Inkberry poisoning in cats results from the ingestion of the yuletide plant. This holly contains potentially lethal substances in its spiny leaves including cyanogens, methylxanthines and saponins. Upon ingestion, these substances cause a great deal of gastrointestinal upset characterized by vomiting and diarrhea. A cat owner can identify an inkberry poisoning through clinical signs the feline will display including; excessive head shaking, drooling and lip smacking. No documentation has been made of inkberry holly poisoning being fatal to felines, but the damage caused to the gastrointestinal system poses great threat to the feline’s health.
Symptoms of Inkberry Poisoning in Cats
The initial symptoms a feline will display after consuming inkberry are related to mucosal discomfort from the plant’s spiny leaves. The feline may begin to shake her/his head vigorously, drool excessively and repeatedly smack her/his lips together. As the plant makes its way down the esophagus and into the lower digestive tract, the feline experiences further discomfort as the plant material is passed through defecation. Secondary symptoms of Inkberry poisoning in cats are listed below:
- Caffeine-like stimulatory effects
- Abdominal pain
- Head shaking
- Lip smacking
- Excessive drooling
Causes of Inkberry Poisoning in Cats
Inkberry poisoning in cats is caused by the direct ingestion of the leaves or berries of this Aquifoliacea plant. The leaves and berries of the inkberry contain potentially toxic substances of cyanogens, methylxanthines, saponins. Although the leaves and berries contain a low toxicity level, the effects that plant has on a feline can be hazardous to her or his health.
Diagnosis of Inkberry Poisoning in Cats
Diagnosing inkberry poisoning in cats is most easily accomplished if the cat was witnessed consuming the plant material. There is no specific test available for identifying inkberry poisoning, so your veterinarian’s diagnosis will be based on ruling out other possible causes of your feline’s current symptoms if there is no clear indication of potential plant poisoning. The diagnostic process will begin with a physical examination, review of the feline’s medical history and a consultation with the pet owner. It will be important for you to inform the veterinarian about your feline’s recent actions and exposure to inkberry plants. The clinical signs that inkberry poisoning in cats causes usually pinpoints an inkberry poisoning, but the veterinarian will want to conduct a series of diagnostic tests to ensure your cat is truly suffering from this toxicity and not a more severe underlying condition.
Diagnostic tests the veterinarian will likely request to be performed on the feline include:
- CBC (complete blood cell count)
- Biochemical profile (blood work)
- Urinalysis (examination of urine)

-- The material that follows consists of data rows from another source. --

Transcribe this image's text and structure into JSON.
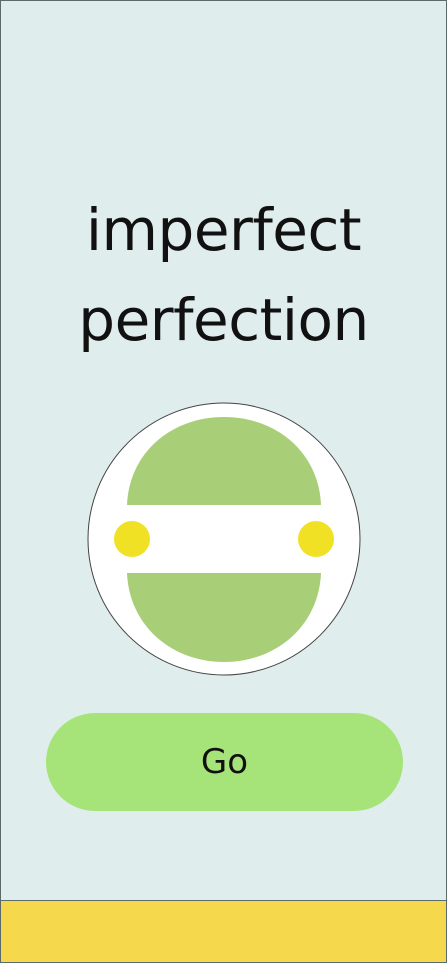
{
  "app": {
    "title_line1": "imperfect",
    "title_line2": "perfection",
    "go_label": "Go"
  },
  "logo": {
    "icon": "circle-emblem-icon"
  },
  "colors": {
    "background": "#dfeeed",
    "button": "#a6e479",
    "emblem_green": "#a8cf78",
    "dots": "#f1e125",
    "bottom_bar": "#f5d84b"
  }
}
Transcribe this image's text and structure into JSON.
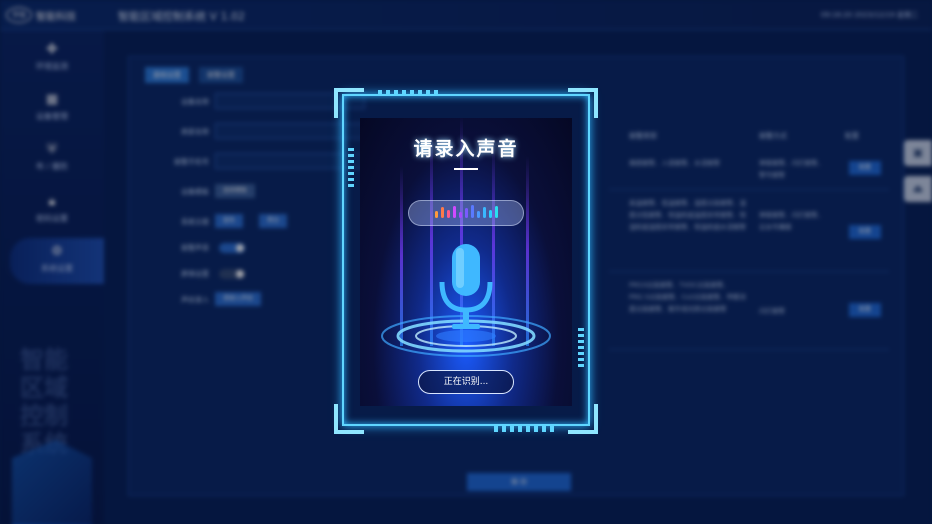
{
  "header": {
    "brand_logo": "华恒",
    "brand_name": "智能科技",
    "app_title": "智能区域控制系统 V 1.02",
    "clock": "09:16:20 2023/12/19 星期二"
  },
  "sidebar": {
    "items": [
      {
        "label": "环境监测",
        "icon": "sensor-icon"
      },
      {
        "label": "设备管理",
        "icon": "device-icon"
      },
      {
        "label": "布 / 撤防",
        "icon": "shield-icon"
      },
      {
        "label": "密码设置",
        "icon": "lock-icon"
      },
      {
        "label": "系统设置",
        "icon": "gear-icon",
        "active": true
      }
    ],
    "watermark": "智能区域控制系统"
  },
  "settings": {
    "tabs": [
      "基础设置",
      "报警设置"
    ],
    "form": {
      "device_name": "设备名称",
      "merchant_name": "商家名称",
      "alarm_phone": "报警手机号",
      "device_template": "设备模板",
      "device_template_btn": "选择模板",
      "theme": "系统主题",
      "theme_opt1": "蓝色",
      "theme_opt2": "黑白",
      "alarm_sound": "报警声音",
      "alarm_sound_state": "开启",
      "screensaver": "屏保设置",
      "screensaver_state": "关闭",
      "voice_input": "声纹录入",
      "voice_input_btn": "请录入声纹"
    },
    "table": {
      "headers": [
        "报警类型",
        "报警方式",
        "配置"
      ],
      "rows": [
        {
          "type": "烟感报警、入侵报警、水浸报警",
          "method": "弹窗报警、闪灯报警、警号报警",
          "config": "配置"
        },
        {
          "type": "高温报警、低温报警、湿度过高报警、湿度过低报警、恒温机组温度异常报警、恒湿机组湿度异常报警、恒温机组水浸报警",
          "method": "弹窗报警、闪灯报警、云台号播报",
          "config": "配置"
        },
        {
          "type": "PM10过高报警、TVOC过高报警、PM2.5过高报警、Co2过高报警、甲醛浓度过高报警、紫外线光照过高报警",
          "method": "闪灯报警",
          "config": "配置"
        }
      ]
    },
    "submit": "保 存"
  },
  "voice_modal": {
    "title": "请录入声音",
    "status": "正在识别..."
  },
  "colors": {
    "accent": "#5fd6ff",
    "card_glow": "#1b5cff",
    "mic": "#3fb8ff"
  }
}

- Fecal examination
Treatment of Inkberry Poisoning in Cats
Although there is no known antidote to counteract an inkberry poisoning, immediate veterinary care can ensure a positive recovery. The key in treating an inkberry poisoning in cats is removing the ingested plant from the cat’s gastrointestinal system. Medication to encourage the cat to vomit is likely to be prescribed, such as hydrogen peroxide. The veterinarian may also prescribe a drug to encourage the feline to pass the toxic plant through the stool. If the veterinarian feels the toxin has entered the cat’s bloodstream and needs to be flushed through the urine, intravenous fluids will be started upon clinical arrival. If your cat has continuously vomited or has experienced severe diarrhea, fluids may also be administered to restore the feline’s level of hydration. As the spines of the inkberry’s leaves can cause esophageal irritation, Kapectolin may also be administered to coat the inside of the throat and stomach.
Recovery of Inkberry Poisoning in Cats
Felines generally make a full recovery from an inkberry poisoning in 24 hours. However, if your cat has not received any veterinary attention, it will take much longer for the feline to recover. Inkberry contains a low amount of toxic chemicals and almost all cats make a full recovery. Cases of large ingestions of the inkberry plant, or ingestion by very young or very old felines may have a less than positive prognosis.